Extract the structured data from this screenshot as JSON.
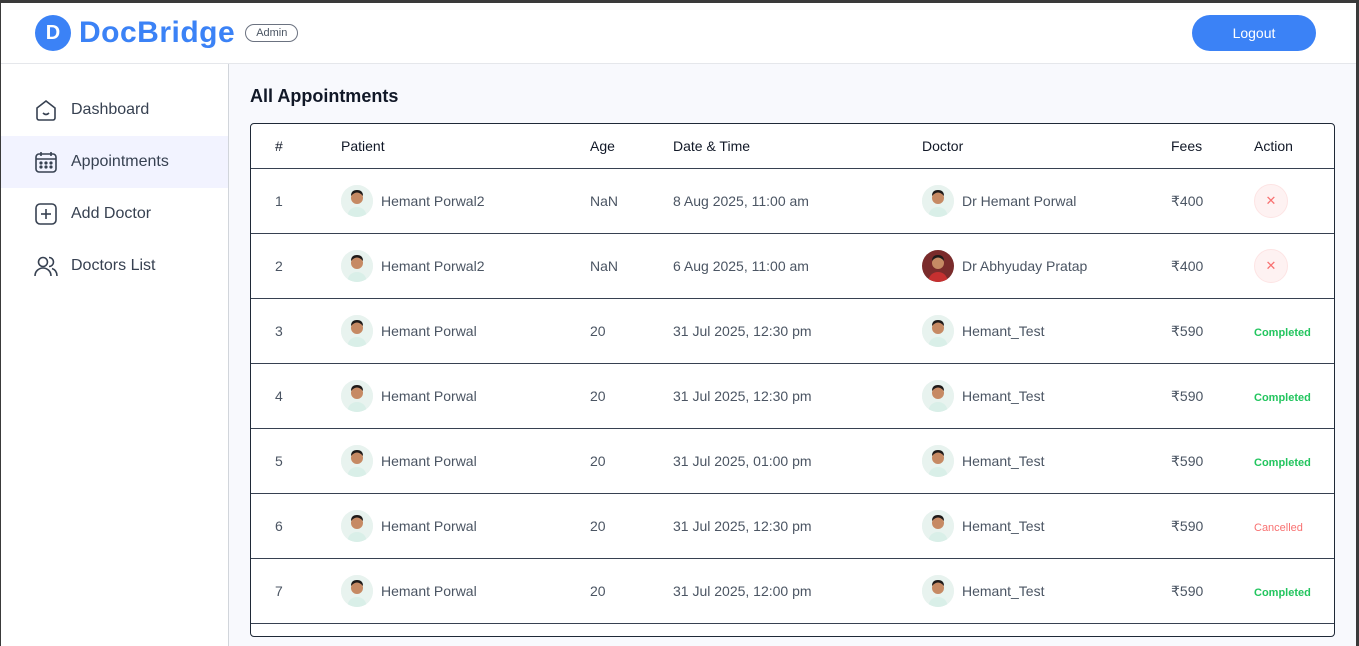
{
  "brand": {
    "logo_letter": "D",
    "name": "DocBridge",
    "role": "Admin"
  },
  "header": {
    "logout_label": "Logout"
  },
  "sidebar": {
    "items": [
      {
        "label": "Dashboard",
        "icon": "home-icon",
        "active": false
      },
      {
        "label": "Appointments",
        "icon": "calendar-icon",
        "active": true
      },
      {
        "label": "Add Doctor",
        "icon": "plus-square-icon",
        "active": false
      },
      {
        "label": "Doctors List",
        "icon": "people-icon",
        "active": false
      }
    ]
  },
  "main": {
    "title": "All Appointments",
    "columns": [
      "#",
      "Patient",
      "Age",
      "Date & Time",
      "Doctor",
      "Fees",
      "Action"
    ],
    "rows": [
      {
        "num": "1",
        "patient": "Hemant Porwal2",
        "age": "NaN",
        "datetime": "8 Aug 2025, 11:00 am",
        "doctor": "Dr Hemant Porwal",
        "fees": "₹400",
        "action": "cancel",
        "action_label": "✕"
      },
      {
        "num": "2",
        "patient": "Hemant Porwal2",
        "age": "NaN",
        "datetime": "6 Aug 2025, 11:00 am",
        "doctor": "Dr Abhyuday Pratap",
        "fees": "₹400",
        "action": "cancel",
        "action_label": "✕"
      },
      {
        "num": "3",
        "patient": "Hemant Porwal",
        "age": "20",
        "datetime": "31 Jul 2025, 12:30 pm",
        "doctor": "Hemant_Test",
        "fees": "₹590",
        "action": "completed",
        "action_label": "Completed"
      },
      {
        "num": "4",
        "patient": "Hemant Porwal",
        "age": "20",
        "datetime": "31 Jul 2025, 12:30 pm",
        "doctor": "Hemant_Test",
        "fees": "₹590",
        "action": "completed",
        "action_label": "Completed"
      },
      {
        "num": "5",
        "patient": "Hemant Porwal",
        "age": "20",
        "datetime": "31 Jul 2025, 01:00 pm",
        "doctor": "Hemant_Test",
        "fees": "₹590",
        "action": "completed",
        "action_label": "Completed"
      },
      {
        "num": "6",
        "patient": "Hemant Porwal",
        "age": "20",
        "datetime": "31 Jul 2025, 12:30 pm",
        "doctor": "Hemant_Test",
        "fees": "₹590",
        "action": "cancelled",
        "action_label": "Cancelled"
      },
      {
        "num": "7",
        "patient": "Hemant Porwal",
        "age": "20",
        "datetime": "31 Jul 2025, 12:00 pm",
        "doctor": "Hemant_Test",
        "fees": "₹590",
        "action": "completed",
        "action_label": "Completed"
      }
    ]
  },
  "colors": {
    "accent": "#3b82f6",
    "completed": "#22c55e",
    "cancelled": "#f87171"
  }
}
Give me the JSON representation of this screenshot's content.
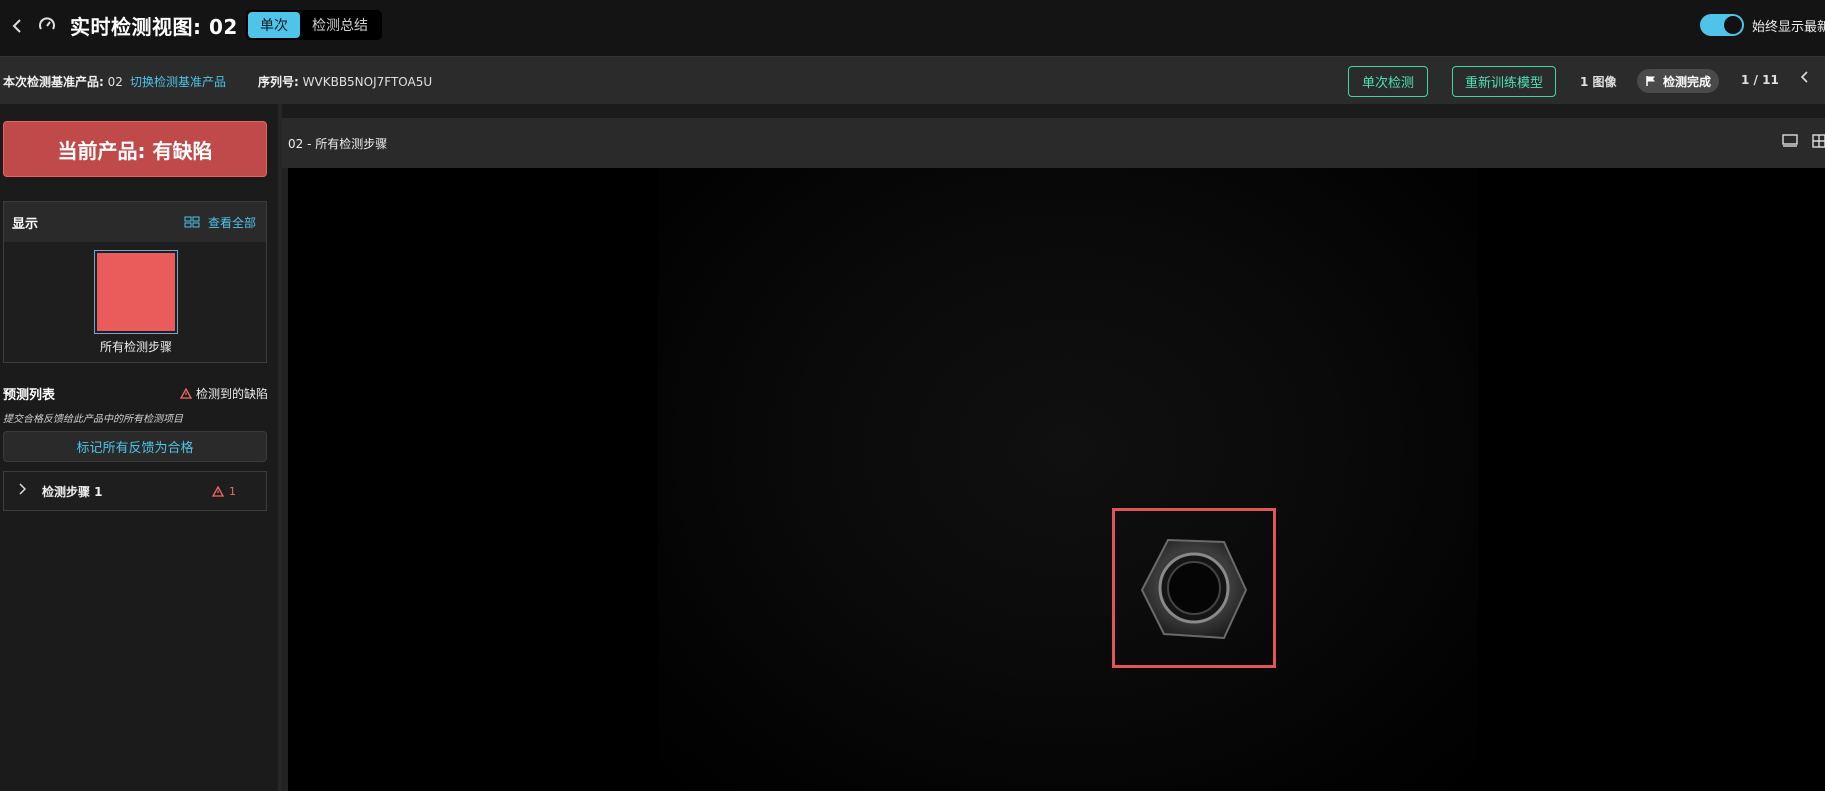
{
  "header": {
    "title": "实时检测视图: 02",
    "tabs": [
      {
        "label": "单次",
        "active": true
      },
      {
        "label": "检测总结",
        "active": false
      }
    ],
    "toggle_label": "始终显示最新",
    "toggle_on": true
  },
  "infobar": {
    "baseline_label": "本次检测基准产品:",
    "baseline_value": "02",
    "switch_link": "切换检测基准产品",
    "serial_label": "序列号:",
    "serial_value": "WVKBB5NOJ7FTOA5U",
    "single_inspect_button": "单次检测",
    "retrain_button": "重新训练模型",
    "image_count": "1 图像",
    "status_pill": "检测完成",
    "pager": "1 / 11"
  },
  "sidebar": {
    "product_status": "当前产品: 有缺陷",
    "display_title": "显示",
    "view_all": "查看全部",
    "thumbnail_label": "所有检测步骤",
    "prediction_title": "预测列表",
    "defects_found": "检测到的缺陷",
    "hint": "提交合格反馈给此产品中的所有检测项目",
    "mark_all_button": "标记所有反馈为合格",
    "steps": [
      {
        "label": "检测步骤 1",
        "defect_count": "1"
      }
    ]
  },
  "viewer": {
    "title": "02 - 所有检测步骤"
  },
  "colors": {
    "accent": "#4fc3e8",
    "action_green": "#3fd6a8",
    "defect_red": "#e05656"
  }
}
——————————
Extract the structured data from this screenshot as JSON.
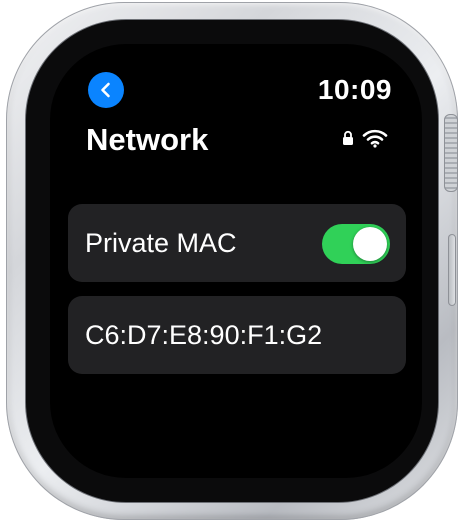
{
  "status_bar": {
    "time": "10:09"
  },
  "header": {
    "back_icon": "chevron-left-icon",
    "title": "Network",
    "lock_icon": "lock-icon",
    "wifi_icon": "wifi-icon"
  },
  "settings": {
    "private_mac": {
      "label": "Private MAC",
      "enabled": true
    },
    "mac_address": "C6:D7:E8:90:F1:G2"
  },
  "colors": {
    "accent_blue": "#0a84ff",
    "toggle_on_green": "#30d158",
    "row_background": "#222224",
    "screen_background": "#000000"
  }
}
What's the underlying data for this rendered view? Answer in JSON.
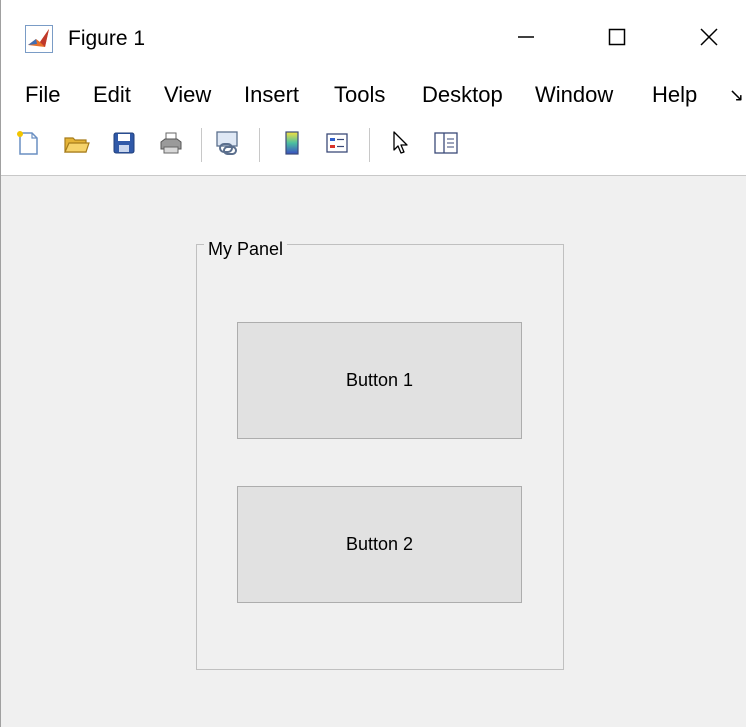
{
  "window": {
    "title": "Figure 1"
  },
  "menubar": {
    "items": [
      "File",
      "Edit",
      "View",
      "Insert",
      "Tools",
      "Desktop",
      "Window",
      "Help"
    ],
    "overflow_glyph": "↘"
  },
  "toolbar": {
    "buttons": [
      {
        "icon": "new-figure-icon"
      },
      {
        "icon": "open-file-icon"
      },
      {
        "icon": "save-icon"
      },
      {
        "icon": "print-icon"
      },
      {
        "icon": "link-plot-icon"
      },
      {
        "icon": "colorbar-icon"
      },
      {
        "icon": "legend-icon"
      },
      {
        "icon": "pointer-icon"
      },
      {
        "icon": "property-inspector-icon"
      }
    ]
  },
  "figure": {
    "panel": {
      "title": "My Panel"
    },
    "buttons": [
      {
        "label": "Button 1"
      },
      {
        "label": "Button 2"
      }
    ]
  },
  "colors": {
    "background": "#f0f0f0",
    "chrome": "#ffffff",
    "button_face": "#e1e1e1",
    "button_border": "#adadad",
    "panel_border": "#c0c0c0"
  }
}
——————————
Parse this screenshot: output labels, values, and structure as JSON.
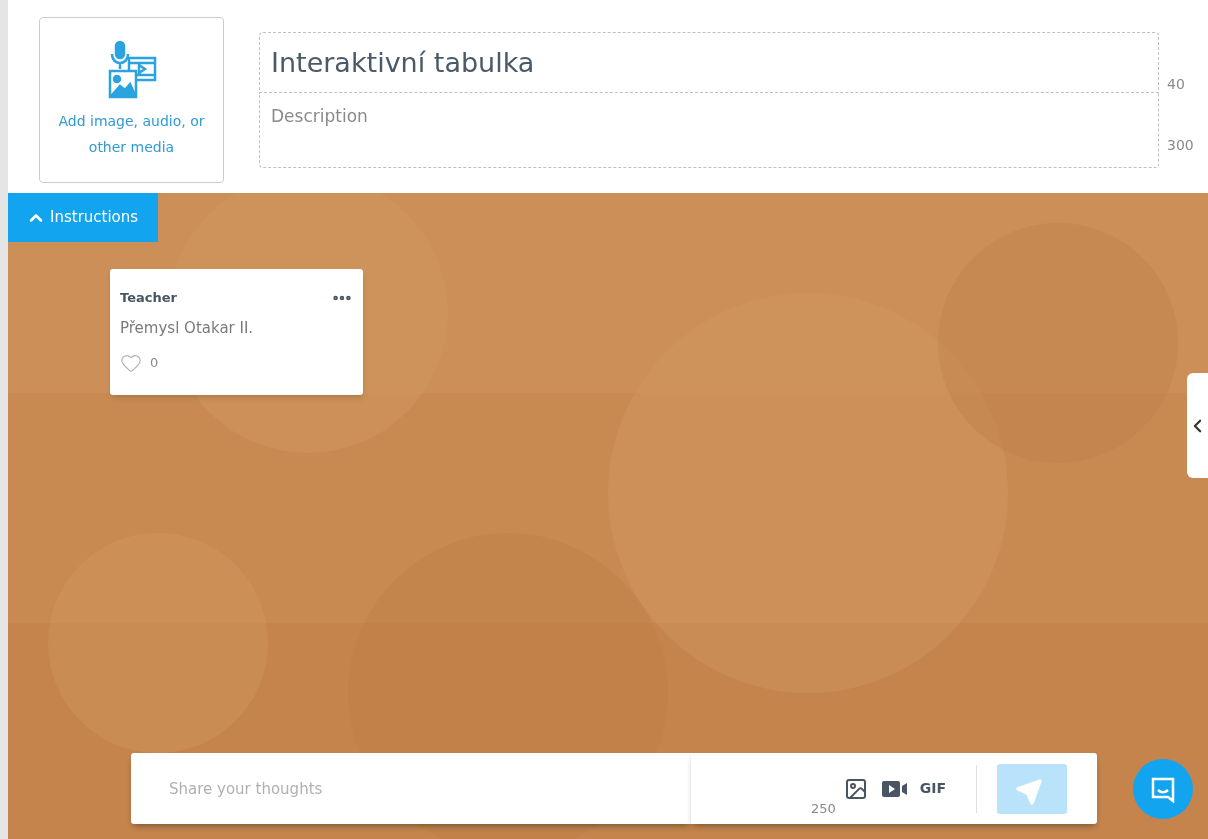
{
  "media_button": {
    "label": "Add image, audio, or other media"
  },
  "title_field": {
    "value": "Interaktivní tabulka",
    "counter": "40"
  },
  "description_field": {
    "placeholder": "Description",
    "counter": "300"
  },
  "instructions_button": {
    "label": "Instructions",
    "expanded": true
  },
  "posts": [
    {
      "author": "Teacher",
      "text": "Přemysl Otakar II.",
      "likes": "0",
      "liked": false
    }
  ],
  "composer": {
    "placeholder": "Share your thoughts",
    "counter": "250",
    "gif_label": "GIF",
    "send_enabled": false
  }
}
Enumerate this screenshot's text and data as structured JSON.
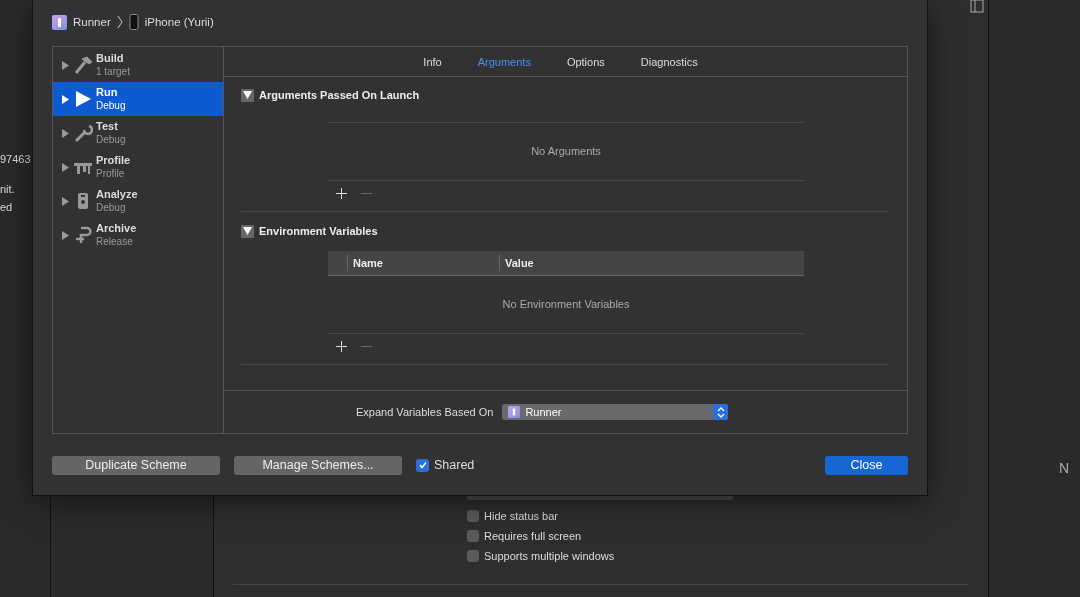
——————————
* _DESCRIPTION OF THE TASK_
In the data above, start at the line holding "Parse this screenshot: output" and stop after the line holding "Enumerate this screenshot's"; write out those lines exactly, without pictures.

* _REPLY_
Parse this screenshot: output labels, values, and structure as JSON.
{
  "media_button": {
    "label": "Add image, audio, or other media"
  },
  "title_field": {
    "value": "Interaktivní tabulka",
    "counter": "40"
  },
  "description_field": {
    "placeholder": "Description",
    "counter": "300"
  },
  "instructions_button": {
    "label": "Instructions",
    "expanded": true
  },
  "posts": [
    {
      "author": "Teacher",
      "text": "Přemysl Otakar II.",
      "likes": "0",
      "liked": false
    }
  ],
  "composer": {
    "placeholder": "Share your thoughts",
    "counter": "250",
    "gif_label": "GIF",
    "send_enabled": false
  }
}
Enumerate this screenshot's text and data as structured JSON.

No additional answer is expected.